By The Commercial Appeal

After an editorial board meeting Wednesday with officials who played a major part in Thursday’s Blight Elimination Summit, a reporter for The Commercial Appeal commented that the fight to rid Memphis and Shelby County of blight is like trying to bail water out of the sinking Titanic with a thimble.

It certainly seems that way when you think about all the initiatives in place to reduce blight and the minimal success that has resulted.

We think, however, the summit at the University of Memphis Cecil C. Humphrey’s School of Law Downtown has the potential to bring new energy and collaboration to the effort.

The summit was billed as the first time Memphis and Shelby County’s civic, business, government and grass-roots leaders united in a coordinated campaign to clean up the blighted properties that diminish the quality of life in neighborhoods.

The summit celebrated the completion of the Memphis Blight Elimination Charter and the commitment of all of the stakeholders to work together to implement its action plan.

Blight is an extreme sore on this community and feeds a host of social maladies, including crime. It is fed by the city’s 30 percent poverty rate and discourages meaningful private investment that could help revive neighborhoods.
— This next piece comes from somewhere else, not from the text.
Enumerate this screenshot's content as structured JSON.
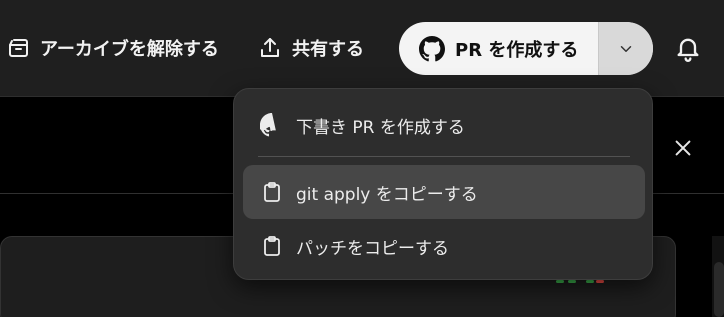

It is fed by negligent owners who hide behind limited liability companies (LLCs), which allow them to avoid paying taxes on derelict properties or to not be responsible for the demolition of those buildings.

Perhaps more tragic is the fact that blighted neighborhoods contribute to the adverse childhood experiences, according to numerous studies, that negatively impact the brain development of young children.
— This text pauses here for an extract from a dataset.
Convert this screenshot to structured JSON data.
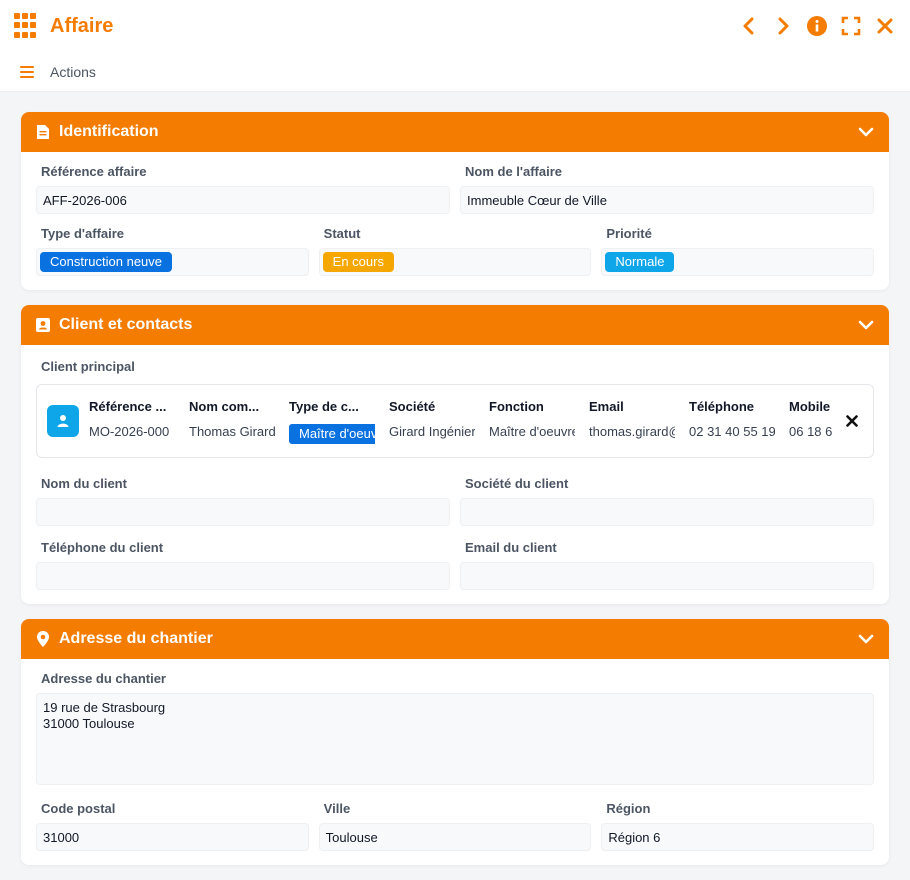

Wednesday’s editorial board visitors were Memphis businessman George Cates, chairman of the board of directors of Neighborhood Preservation Inc., a local anti-blight advocacy group; Sheila Jordan Cunningham, executive director of the new Blight Authority of Memphis land bank; Memphis developer Archie Willis, principal at Community Capital, and NPI leader Steve Barlow.

They talked about attacking blight from a policy and advocacy stance, including better code enforcement and dealing with foreclosures. They talked about improving one neighborhood at a time.

They talked about how there is no easy answer for dealing with seemingly intractable problem properties, especially those owned by LLCs. One remedy, they said, would be to shorten the time it takes to get the ownership behind the negligent LLCs to court to get a resolution on what to do with a blighted property.

The Tennessee General Assembly will have to make that happen.

One of the good things to come out of the Blight Elimination Charter and the NPI is the Memphis Property Hub, which is a reliable citywide database of blighted properties, including “hard data” about the properties.

Reducing blight will be a long, drawn-out battle. The charter, according to Willis, provides a road map and buy-in for all the parties interested in reducing blight.

Over the last several years, government, business and philanthropic entities have increasingly realized that it takes collaboration to make a dent in the community’s social ills.

The Blight Elimination Summit and the Memphis Blight Elimination Charter are another fulfillment of that reality. Everyone from Downtown to East Memphis, and from Frayser and Raleigh to Whitehaven and Hickory Hill, should hope they are successful.